▶ What is required: A single number is required: the count of lines in the following entries that include the word "break".

(Stored records)
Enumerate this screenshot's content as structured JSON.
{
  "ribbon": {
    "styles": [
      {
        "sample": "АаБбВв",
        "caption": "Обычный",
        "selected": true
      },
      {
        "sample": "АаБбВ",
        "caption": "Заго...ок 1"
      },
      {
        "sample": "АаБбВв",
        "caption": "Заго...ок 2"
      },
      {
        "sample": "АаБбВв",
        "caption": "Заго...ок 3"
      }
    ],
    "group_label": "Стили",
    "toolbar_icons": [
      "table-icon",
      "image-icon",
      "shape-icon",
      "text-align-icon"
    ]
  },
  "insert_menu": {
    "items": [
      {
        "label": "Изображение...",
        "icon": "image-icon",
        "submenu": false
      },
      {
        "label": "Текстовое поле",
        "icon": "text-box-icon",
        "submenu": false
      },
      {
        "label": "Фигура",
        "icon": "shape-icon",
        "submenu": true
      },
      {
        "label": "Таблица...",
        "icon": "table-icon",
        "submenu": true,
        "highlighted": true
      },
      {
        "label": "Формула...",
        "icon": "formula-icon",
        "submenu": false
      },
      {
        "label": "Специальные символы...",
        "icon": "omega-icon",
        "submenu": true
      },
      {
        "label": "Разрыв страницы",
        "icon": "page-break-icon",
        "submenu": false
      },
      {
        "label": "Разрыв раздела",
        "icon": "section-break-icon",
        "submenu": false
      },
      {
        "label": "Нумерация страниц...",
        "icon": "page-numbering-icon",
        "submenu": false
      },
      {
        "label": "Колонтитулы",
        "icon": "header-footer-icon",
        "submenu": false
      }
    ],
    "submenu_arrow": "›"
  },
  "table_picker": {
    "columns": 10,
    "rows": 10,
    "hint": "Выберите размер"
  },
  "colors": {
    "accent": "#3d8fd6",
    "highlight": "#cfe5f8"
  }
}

▶ Result below: 2